THE RECORDS Block Start

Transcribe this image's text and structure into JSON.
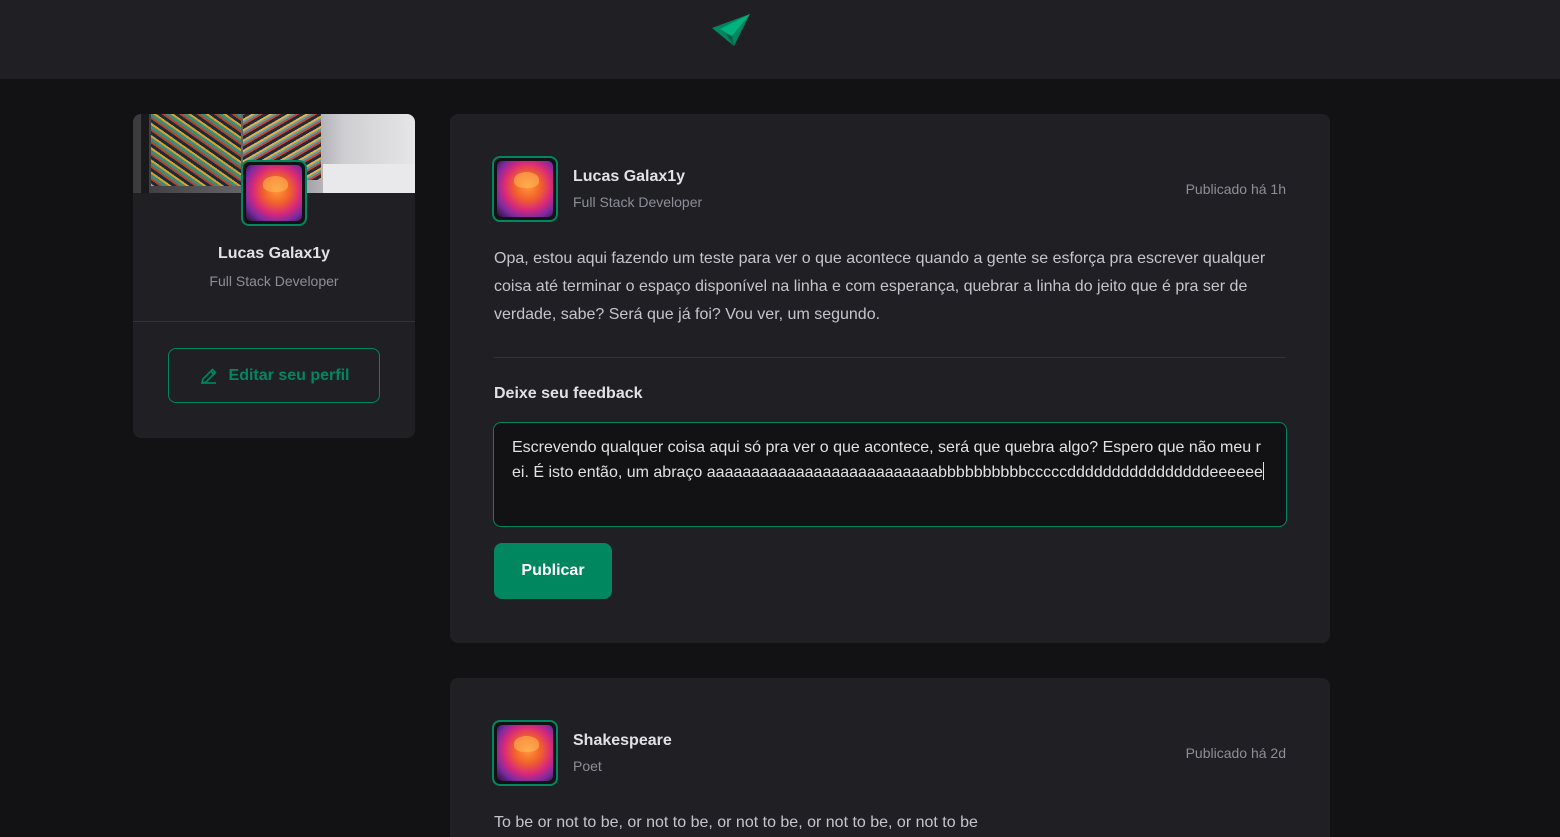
{
  "header": {
    "logo_icon": "ignite-feed-logo-icon"
  },
  "sidebar": {
    "cover_image": "workspace-cover-image",
    "avatar": "avatar-image",
    "name": "Lucas Galax1y",
    "role": "Full Stack Developer",
    "edit_icon": "pencil-icon",
    "edit_label": "Editar seu perfil"
  },
  "posts": [
    {
      "author": "Lucas Galax1y",
      "role": "Full Stack Developer",
      "published": "Publicado há 1h",
      "content": "Opa, estou aqui fazendo um teste para ver o que acontece quando a gente se esforça pra escrever qualquer coisa até terminar o espaço disponível na linha e com esperança, quebrar a linha do jeito que é pra ser de verdade, sabe? Será que já foi? Vou ver, um segundo.",
      "feedback_title": "Deixe seu feedback",
      "feedback_value": "Escrevendo qualquer coisa aqui só pra ver o que acontece, será que quebra algo? Espero que não meu rei. É isto então, um abraço aaaaaaaaaaaaaaaaaaaaaaaaaabbbbbbbbbbcccccddddddddddddddddeeeeee",
      "publish_label": "Publicar"
    },
    {
      "author": "Shakespeare",
      "role": "Poet",
      "published": "Publicado há 2d",
      "content": "To be or not to be, or not to be, or not to be, or not to be, or not to be"
    }
  ],
  "colors": {
    "accent": "#00875f",
    "background": "#121214",
    "surface": "#202024",
    "divider": "#323238"
  }
}
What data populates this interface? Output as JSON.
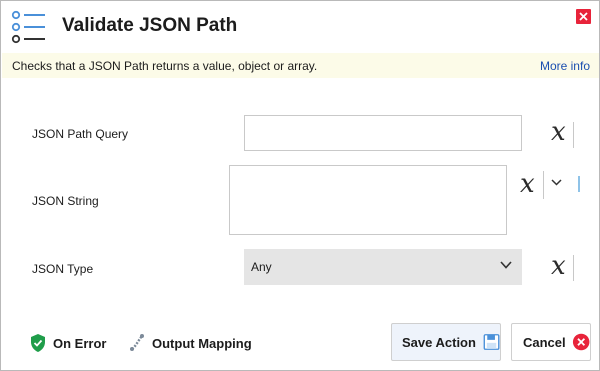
{
  "header": {
    "title": "Validate JSON Path",
    "icon": "list-icon",
    "close_icon": "close-icon",
    "close_color": "#e8233a"
  },
  "infobar": {
    "description": "Checks that a JSON Path returns a value, object or array.",
    "more_info_label": "More info",
    "background": "#fcfbe8",
    "link_color": "#1b4fb0"
  },
  "form": {
    "json_path_query": {
      "label": "JSON Path Query",
      "value": ""
    },
    "json_string": {
      "label": "JSON String",
      "value": ""
    },
    "json_type": {
      "label": "JSON Type",
      "selected": "Any"
    },
    "variable_symbol": "x"
  },
  "footer": {
    "on_error_label": "On Error",
    "output_mapping_label": "Output Mapping",
    "save_label": "Save Action",
    "cancel_label": "Cancel"
  }
}
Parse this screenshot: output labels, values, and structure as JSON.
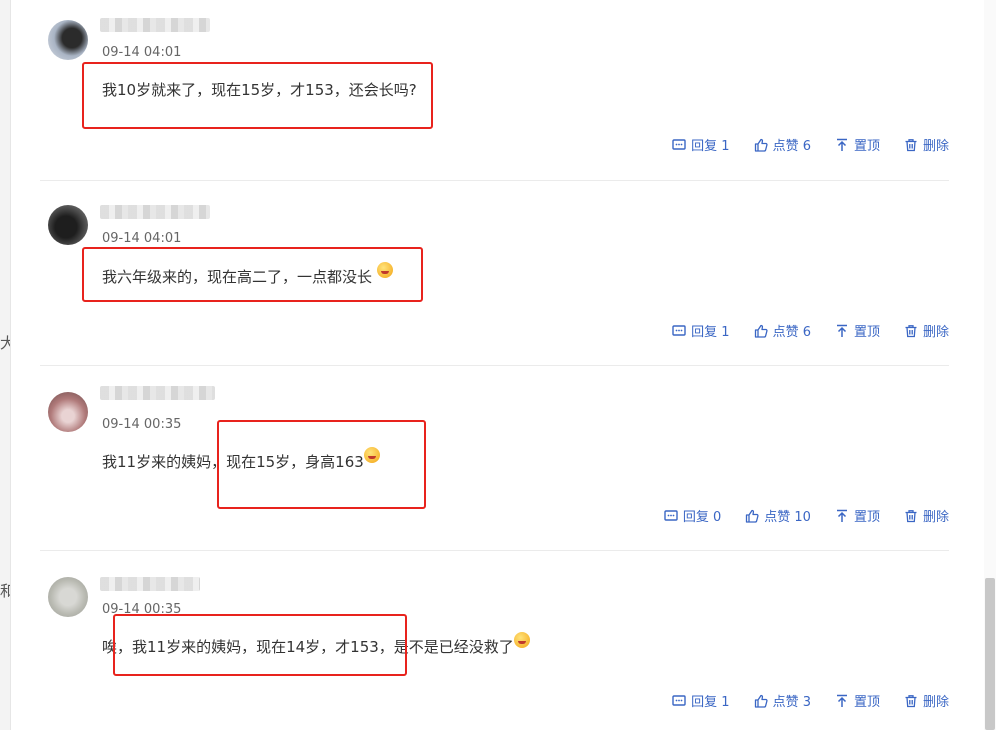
{
  "left_fragments": [
    "大",
    "和"
  ],
  "comments": [
    {
      "time": "09-14 04:01",
      "text_parts": [
        "我10岁就来了，现在15岁，才153，还会长吗?"
      ],
      "emoji": "",
      "actions": {
        "reply": "回复 1",
        "like": "点赞 6",
        "pin": "置顶",
        "delete": "删除"
      }
    },
    {
      "time": "09-14 04:01",
      "text_parts": [
        "我六年级来的，现在高二了，一点都没长"
      ],
      "emoji": "laughing-tongue-emoji",
      "actions": {
        "reply": "回复 1",
        "like": "点赞 6",
        "pin": "置顶",
        "delete": "删除"
      }
    },
    {
      "time": "09-14 00:35",
      "text_parts": [
        "我11岁来的姨妈，现在15岁，身高163"
      ],
      "emoji": "grinning-tongue-emoji",
      "actions": {
        "reply": "回复 0",
        "like": "点赞 10",
        "pin": "置顶",
        "delete": "删除"
      }
    },
    {
      "time": "09-14 00:35",
      "text_parts": [
        "唉，我11岁来的姨妈，现在14岁，才153，是不是已经没救了"
      ],
      "emoji": "crying-emoji",
      "actions": {
        "reply": "回复 1",
        "like": "点赞 3",
        "pin": "置顶",
        "delete": "删除"
      }
    }
  ],
  "colors": {
    "accent": "#3a66c4",
    "highlight_box": "#e8231d",
    "divider": "#ebebeb"
  }
}
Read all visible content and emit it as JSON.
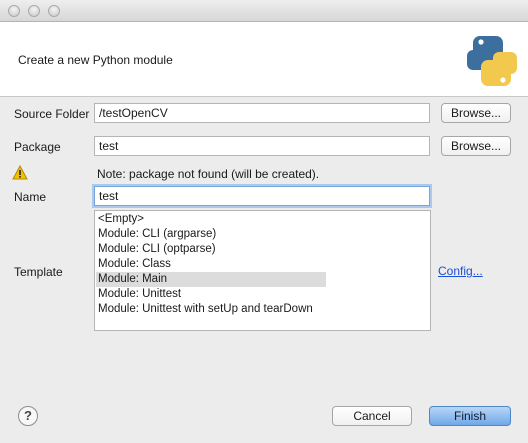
{
  "window": {
    "traffic_lights": [
      "close",
      "minimize",
      "zoom"
    ]
  },
  "header": {
    "description": "Create a new Python module",
    "logo": "python-logo"
  },
  "form": {
    "source_folder": {
      "label": "Source Folder",
      "value": "/testOpenCV",
      "browse_label": "Browse..."
    },
    "package": {
      "label": "Package",
      "value": "test",
      "browse_label": "Browse..."
    },
    "warning": {
      "icon": "warning-triangle-icon",
      "text": "Note: package not found (will be created)."
    },
    "name": {
      "label": "Name",
      "value": "test"
    },
    "template": {
      "label": "Template",
      "items": [
        "<Empty>",
        "Module: CLI (argparse)",
        "Module: CLI (optparse)",
        "Module: Class",
        "Module: Main",
        "Module: Unittest",
        "Module: Unittest with setUp and tearDown"
      ],
      "selected": "Module: Main",
      "config_link": "Config..."
    }
  },
  "footer": {
    "help": "?",
    "cancel_label": "Cancel",
    "finish_label": "Finish"
  },
  "colors": {
    "accent": "#6fa8e8",
    "link": "#1a4fd6",
    "warning": "#f2c200",
    "python_blue": "#3c6e9e",
    "python_yellow": "#f2c94c"
  }
}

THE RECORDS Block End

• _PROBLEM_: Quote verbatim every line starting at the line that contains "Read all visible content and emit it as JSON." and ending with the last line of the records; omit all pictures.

• _OUTPUT OF THE EXERCISE_:
Read all visible content and emit it as JSON.
{
  "window": {
    "traffic_lights": [
      "close",
      "minimize",
      "zoom"
    ]
  },
  "header": {
    "description": "Create a new Python module",
    "logo": "python-logo"
  },
  "form": {
    "source_folder": {
      "label": "Source Folder",
      "value": "/testOpenCV",
      "browse_label": "Browse..."
    },
    "package": {
      "label": "Package",
      "value": "test",
      "browse_label": "Browse..."
    },
    "warning": {
      "icon": "warning-triangle-icon",
      "text": "Note: package not found (will be created)."
    },
    "name": {
      "label": "Name",
      "value": "test"
    },
    "template": {
      "label": "Template",
      "items": [
        "<Empty>",
        "Module: CLI (argparse)",
        "Module: CLI (optparse)",
        "Module: Class",
        "Module: Main",
        "Module: Unittest",
        "Module: Unittest with setUp and tearDown"
      ],
      "selected": "Module: Main",
      "config_link": "Config..."
    }
  },
  "footer": {
    "help": "?",
    "cancel_label": "Cancel",
    "finish_label": "Finish"
  },
  "colors": {
    "accent": "#6fa8e8",
    "link": "#1a4fd6",
    "warning": "#f2c200",
    "python_blue": "#3c6e9e",
    "python_yellow": "#f2c94c"
  }
}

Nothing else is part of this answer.